“I’ve got a lot of responsibilities,” Obama said in answer to a question from a reporter from Green Bay, one of a handful of swing-state journalists granted four-minute, stopwatch-timed interviews with Obama on Monday. Those responsibilities apparently include dinners with Sarah Jessica Parker and Wall Street tycoons, but not a trip to Waukesha to help out Barrett. On the Friday before the Wisconsin election, Obama even flew over the state as he jumped from a campaign speech and three fundraisers in Minnesota to Chicago, where he spoke at three more fundraisers. Six fundraisers in adjacent states on the same day, but no time for Barrett? . . .
Eric Holder defends Photo IDs to get into Federal Court Houses, but sees problem with requiring Photo IDs to vote
So if requiring a photo ID is discriminatory, is it OK to make it difficult for people to have their day in court? What if they are a witness or involved in a civil case or supposed to serve on a jury? Isn't Mr. Holder worried that Photo ID requirements will bias the legal system? Josh Gerstein has this at Politico:
. . . At a House Judiciary Committee oversight hearing Thursday, Rep. Dan Lungren (R-Calif.) asked Holder about the practice, which has been standard procedure at most, if not all, federal courthouses for the last decade or so. “If I were to go to the federal courthouse here in D.C., either as a party or as an attorney, wouldn’t I have to show a government-issued photo ID?” Lungren asked. “That’s not been my experience, here in DC. I don’t — you know,” Holder replied. “Some federal courts — are you aware that’s required in some federal courts in this land?” Lungren said. “I don’t know,” Holder replied. “Is your Justice Department investigating the discriminatory effect of those laws?” Lungren asked, after citing other places where one is told to show ID, like the airport and even when visiting the Justice Department itself. Holder said Lungren’s comparison was off the mark, because the right to vote is the “most fundamental constitutional right.” . . . The attorney general also insisted that visitors do not need photo ID to enter Justice Department headquarters. (You’ll certainly be asked for it. Trust me.) “That’s not true in the government. That’s not true with the Justice Department,” Holder told Lungren. “if you were to show up at the Justice Department somebody could vouch for you and you could come in to the department and we could have a very civil, I’m sure, conversation.” “Is that right? I havent tried that with TSA. That doesn’t work very well,” Lungren shot back. . . .

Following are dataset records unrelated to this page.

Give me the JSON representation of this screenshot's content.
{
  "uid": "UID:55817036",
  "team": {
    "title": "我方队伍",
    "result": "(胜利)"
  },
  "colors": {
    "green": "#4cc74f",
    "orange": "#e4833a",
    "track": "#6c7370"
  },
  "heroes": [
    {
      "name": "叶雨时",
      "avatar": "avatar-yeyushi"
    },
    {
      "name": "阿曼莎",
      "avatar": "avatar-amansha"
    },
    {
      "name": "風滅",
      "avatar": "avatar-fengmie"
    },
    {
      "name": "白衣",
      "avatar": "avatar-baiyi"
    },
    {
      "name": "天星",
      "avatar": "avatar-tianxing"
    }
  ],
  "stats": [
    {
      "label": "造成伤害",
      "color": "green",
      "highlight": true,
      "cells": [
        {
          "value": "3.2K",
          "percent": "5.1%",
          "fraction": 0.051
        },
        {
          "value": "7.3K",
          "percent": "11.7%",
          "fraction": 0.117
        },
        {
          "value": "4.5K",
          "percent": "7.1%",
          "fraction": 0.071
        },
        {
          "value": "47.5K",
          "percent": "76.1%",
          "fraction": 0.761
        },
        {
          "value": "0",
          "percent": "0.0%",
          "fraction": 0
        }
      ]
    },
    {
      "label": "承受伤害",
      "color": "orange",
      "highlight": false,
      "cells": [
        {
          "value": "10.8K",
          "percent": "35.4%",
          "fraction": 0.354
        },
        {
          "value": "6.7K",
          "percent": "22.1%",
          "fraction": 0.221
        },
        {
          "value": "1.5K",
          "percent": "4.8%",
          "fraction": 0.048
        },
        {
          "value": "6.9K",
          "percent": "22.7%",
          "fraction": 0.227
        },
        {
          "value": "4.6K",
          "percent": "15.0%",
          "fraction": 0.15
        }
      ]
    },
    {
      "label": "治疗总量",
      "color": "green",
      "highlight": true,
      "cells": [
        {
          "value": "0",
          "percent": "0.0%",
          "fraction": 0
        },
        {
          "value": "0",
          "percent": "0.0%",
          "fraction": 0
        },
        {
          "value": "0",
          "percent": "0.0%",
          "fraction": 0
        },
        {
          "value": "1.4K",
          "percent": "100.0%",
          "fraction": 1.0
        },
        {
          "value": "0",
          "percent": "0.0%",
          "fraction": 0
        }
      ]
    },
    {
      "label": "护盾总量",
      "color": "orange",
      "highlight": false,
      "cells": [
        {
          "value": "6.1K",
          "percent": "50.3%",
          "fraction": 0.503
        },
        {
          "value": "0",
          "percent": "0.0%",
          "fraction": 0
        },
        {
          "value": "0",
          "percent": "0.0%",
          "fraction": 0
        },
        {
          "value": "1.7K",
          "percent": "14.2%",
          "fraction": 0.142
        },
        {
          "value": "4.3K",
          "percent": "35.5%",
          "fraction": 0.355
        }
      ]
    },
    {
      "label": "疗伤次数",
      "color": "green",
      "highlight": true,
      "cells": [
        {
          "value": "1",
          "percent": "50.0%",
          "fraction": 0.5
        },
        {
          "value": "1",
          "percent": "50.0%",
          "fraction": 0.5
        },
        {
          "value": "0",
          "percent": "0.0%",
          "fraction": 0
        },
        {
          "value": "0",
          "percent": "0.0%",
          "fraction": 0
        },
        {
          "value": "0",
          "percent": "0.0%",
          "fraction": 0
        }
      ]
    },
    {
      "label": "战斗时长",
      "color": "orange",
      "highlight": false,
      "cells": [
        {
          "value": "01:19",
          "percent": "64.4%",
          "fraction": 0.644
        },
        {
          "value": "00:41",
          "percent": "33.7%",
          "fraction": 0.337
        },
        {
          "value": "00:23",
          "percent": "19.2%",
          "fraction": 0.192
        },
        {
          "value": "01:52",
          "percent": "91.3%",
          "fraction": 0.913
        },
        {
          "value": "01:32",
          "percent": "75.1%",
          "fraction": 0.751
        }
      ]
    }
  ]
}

Meanwhile in Chicago, "New Law Requires Photo ID To Buy Some Drain Cleaners." Apparently, just don't buy drain cleaners at hardware stores.
Amazed how lucky I am that I have had jobs where I could just think about whatever I wanted to think about. I have published over 90 articles in academic journals. I received my Ph.D. in economics from UCLA in 1984.